This is a joint programme provided by LSHTM and King’s College London. The course gives participants the knowledge and skills to initiate, develop and oversee mental health programmes in low-resource settings, and to conduct and critically evaluate research on global mental health. These skills will equip students to make valuable contributions in research, public health, policy and practice.
Graduates enter careers in national mental health policy and planning, epidemiological and mental health services research, and advisory and advocacy roles in governments, international agencies and non-governmental organisations. Find out more about our graduate careers and destinations.
Applications for this course are processed by King's College London, not by the London School of Hygiene & Tropical Medicine. Further details and how to apply.
Duration: one year full-time. Ways to study explained.
Global Mental Health
Watch Programme Director, Alex Cohen, and students talk about the programme.
"At the School, I feel constantly empowered by the fascinating research and engaging learning environment."
By the end of the programme, students will able to:
- demonstrate knowledge and understanding of the mental health challenges facing low resource settings
- devise locally appropriate and feasible strategies to reduce the burden of mental disorders
- develop research protocols to investigate key issues in global mental health including epidemiological, intervention- and policy-related questions
- apply research skills to monitor and evaluate mental health programmes
The below structure outlines the proposed modules for this programme. Module specifications provide full details about the aims and objectives of each module, what you will study and how the module is assessed.
Students take the following compulsory modules:
- Fundamentals in Global Mental Health 1 (LSHTM)
- Fundamentals in Global Mental Health 2 (King's)
- Statistics for Epidemiology and Population Health (LSHTM)
- Epidemiology for Mental Health Research (King's)
- Design & Evaluation of Mental Health Programmes (LSHTM) (compulsory)
Choice of 3 other modules from LSHTM and/or King's. Elective modules include:
- Applied Statistical Methods in Psychiatric Epidemiology (King's)
- Measurement in Mental Health (King's)
- Mental Health Economic Evaluation (King's)
- Qualitative Research Methods (King's)
- Social Psychiatry: Theory, Research and Methods (King's)
- Alcohol, Tobacco and Other Drugs (LSHTM)
- Health Care Evaluation (LSHTM)
- Health Promotion Approaches and Methods (LSHTM)
- Research Design & Analysis (LSHTM)
- Conflict & Health (LSHTM)

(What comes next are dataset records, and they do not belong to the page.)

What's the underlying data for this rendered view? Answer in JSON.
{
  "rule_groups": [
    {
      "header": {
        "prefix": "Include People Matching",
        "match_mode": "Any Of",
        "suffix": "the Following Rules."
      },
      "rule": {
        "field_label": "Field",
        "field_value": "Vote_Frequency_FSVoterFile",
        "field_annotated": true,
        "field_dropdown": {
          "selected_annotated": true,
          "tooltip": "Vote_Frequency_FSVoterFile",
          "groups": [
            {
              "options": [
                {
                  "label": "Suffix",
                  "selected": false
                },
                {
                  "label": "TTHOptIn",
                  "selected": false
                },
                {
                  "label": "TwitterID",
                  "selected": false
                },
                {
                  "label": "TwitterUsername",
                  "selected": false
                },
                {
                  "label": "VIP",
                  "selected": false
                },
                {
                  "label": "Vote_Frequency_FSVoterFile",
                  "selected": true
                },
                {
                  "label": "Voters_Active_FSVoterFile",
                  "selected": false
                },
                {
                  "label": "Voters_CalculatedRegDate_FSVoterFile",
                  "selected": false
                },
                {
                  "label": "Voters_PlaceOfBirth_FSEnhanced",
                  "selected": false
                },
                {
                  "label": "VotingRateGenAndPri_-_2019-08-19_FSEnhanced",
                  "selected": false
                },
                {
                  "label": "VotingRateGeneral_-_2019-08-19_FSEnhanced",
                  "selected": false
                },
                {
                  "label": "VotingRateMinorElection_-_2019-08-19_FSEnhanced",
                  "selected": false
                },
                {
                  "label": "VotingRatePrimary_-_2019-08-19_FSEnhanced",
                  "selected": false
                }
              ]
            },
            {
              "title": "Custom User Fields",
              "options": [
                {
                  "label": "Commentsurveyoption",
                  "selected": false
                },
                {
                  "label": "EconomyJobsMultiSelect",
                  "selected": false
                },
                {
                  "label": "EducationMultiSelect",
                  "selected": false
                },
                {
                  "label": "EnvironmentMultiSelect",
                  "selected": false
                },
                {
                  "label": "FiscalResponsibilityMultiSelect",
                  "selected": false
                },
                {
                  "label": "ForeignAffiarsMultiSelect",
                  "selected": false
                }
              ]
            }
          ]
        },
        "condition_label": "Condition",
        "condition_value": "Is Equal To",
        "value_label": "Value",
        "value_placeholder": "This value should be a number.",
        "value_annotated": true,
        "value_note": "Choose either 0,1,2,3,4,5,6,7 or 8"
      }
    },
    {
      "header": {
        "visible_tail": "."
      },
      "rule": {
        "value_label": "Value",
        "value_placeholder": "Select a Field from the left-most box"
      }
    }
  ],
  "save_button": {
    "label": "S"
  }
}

- Design & Analysis of Epidemiological Studies (LSHTM)
- Health Systems (LSHTM)
- Qualitative Methodologies (LSHTM)
- Statistical Methods in Epidemiology (LSHTM)
- Epidemiology of Non-Communicable Diseases (LSHTM)
- Medical Anthropology and Public Health (LSHTM)
- Social Epidemiology (LSHTM)
- Theory to Practice in Global Mental Health (King's) (compulsory)
Students prepare a project report of a maximum of 10,000 words during the summer months (July - August), for submission by early September.
Changes to the programme
LSHTM will seek to deliver this programme in accordance with the description set out on this programme page. However, there may be situations in which it is desirable or necessary for LSHTM to make changes in course provision, either before or after registration. For further information, please see our page on changes to courses.
The normal minimum entrance qualification for registration at LSHTM/King's on a Master's programme is at least an upper second-class honours degree of a UK university, or an overseas qualification of an equivalent standard, or a registerable qualification in medicine, appropriate to the programme. A background (study, work or volunteer activities) in a mental health-related field is desirable but not essential. Applications with an appropriate technical qualification, or equivalent qualification and experience from overseas, are also welcomed.
You will need the equivalent of a bachelor's degree to undertake an MSc. This will usually require you to have a BSc degree or have completed the first three years of your medical degree.